After he retired from Ford, Professor Hyde kept teaching at ISD as an Adjunct Professor. In June 2020, there was an opportunity to be appointed an Associate Professor and Program Director of Automotive Engineering. He leapt at the opportunity to make a difference to the students, as well as invigorate the program, position it for the new reality of the automotive industry, and infuse it with more experiential engineering learning opportunities.
“It was a crowning achievement in my life,” he said. “Within a week of finding out that I would be appointed to this full-time position, though, my wife of 38 years passed away after a three-year struggle with ALS. It has been very bitter sweet, but she wanted me to do this as much as I did.”
Professor Hyde is focused on ensuring ISD is recognized as a preeminent educational center for developing solutions for complex socio-technical problems. As part of that, he is striving to ensure the Michigan Automotive Program is among the top global graduate programs for preparing and inspiring students to become the leaders who will engage in the rapid technological and business restructuring of the Automotive Industry to create the optimal transportation solutions the world needs going forward. Tactically, the first step he took was to improve existing courses and develop the new courses needed to enable students to understand and be effective in the new world of the automotive industry and a variety of other complex product industries (aerospace, appliances, telecommunication, and medical products).
In 2020, he renovated the AUTO 501 Integrated Vehicle Design class to connect the lectures of industry experts to a full semester product creation project to enable them to demonstrate application of the concepts the lecturers were talking about and to bring technical leadership debates into the class to broaden the perspectives of students for the socio-technical and business issues they will face on the job. He also created a new course on the Fundamentals of Vehicle Dynamics to better link first principle vehicle physical behavior with the vehicle parameters that influence them. The class was inspired by a class he took through the SAE with U-M Professor Tom Gillespie who taught it 50 percent in a classroom and 50 percent on the test track.

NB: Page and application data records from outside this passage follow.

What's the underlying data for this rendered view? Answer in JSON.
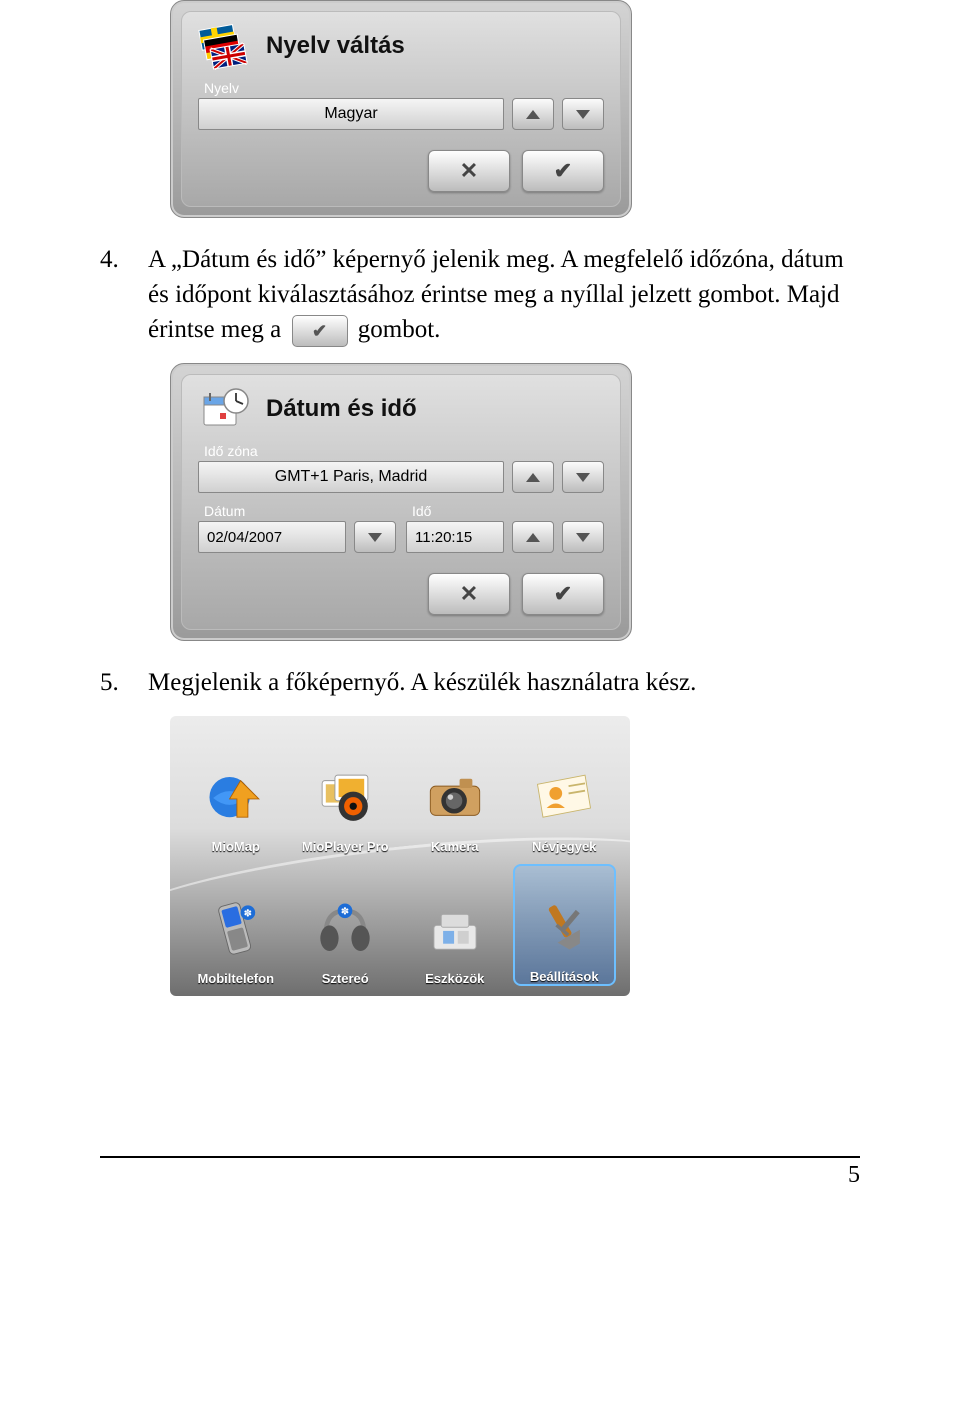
{
  "page_number": "5",
  "dialog1": {
    "title": "Nyelv váltás",
    "field_label": "Nyelv",
    "value": "Magyar"
  },
  "step4_num": "4.",
  "step4_text_before": "A „Dátum és idő” képernyő jelenik meg. A megfelelő időzóna, dátum és időpont kiválasztásához érintse meg a nyíllal jelzett gombot. Majd érintse meg a",
  "step4_text_after": "gombot.",
  "dialog2": {
    "title": "Dátum és idő",
    "tz_label": "Idő zóna",
    "tz_value": "GMT+1 Paris, Madrid",
    "date_label": "Dátum",
    "date_value": "02/04/2007",
    "time_label": "Idő",
    "time_value": "11:20:15"
  },
  "step5_num": "5.",
  "step5_text": "Megjelenik a főképernyő. A készülék használatra kész.",
  "apps": {
    "miomap": "MioMap",
    "mioplayer": "MioPlayer Pro",
    "kamera": "Kamera",
    "nevjegyek": "Névjegyek",
    "mobil": "Mobiltelefon",
    "sztereo": "Sztereó",
    "eszkozok": "Eszközök",
    "beallitasok": "Beállítások"
  }
}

“We can’t take students on a test track, but we can give them a taste of it using state-of-the-art vehicle simulation software,” Professor Hyde said. “During this summer we were gifted a vehicle simulator by Mechanical Simulation Corporation who created the vehicle dynamics application we use, CarSim. It has been set up in UMTRI just a short walk from the new Ford Robotics building on North Campus. The plan is to have students experience their assignments on this simulator and project teams, such as M-Racing and Solar Car use it to become more competitive.”
Lastly, Professor Hyde has been spending many hours each week advising students on how best to extract maximum value from the Michigan experience and how to attract employers. “Helping students to define their career goals and then getting them on the right track to achieve them is very rewarding,” he said.
‘People Matter Most’
Professor Hyde’s hobbies include collecting and playing guitars, playing pickleball, tennis and golf, spending time with his grandchildren, and working on his four classic cars in his brand new “monster” garage. One of his cars is a 2015 Shelby GT350R he drives at track events at speeds up to 165 MPH.
“In the time since my wife passed, I work on my collection of cars,” he said. “I hoped it would make me excited, but frankly working with the students and seeing my three daughters and two grandchildren brings me more joy than the garage, cars, or guitars could ever do. I guess this is the real lesson – people matter most.”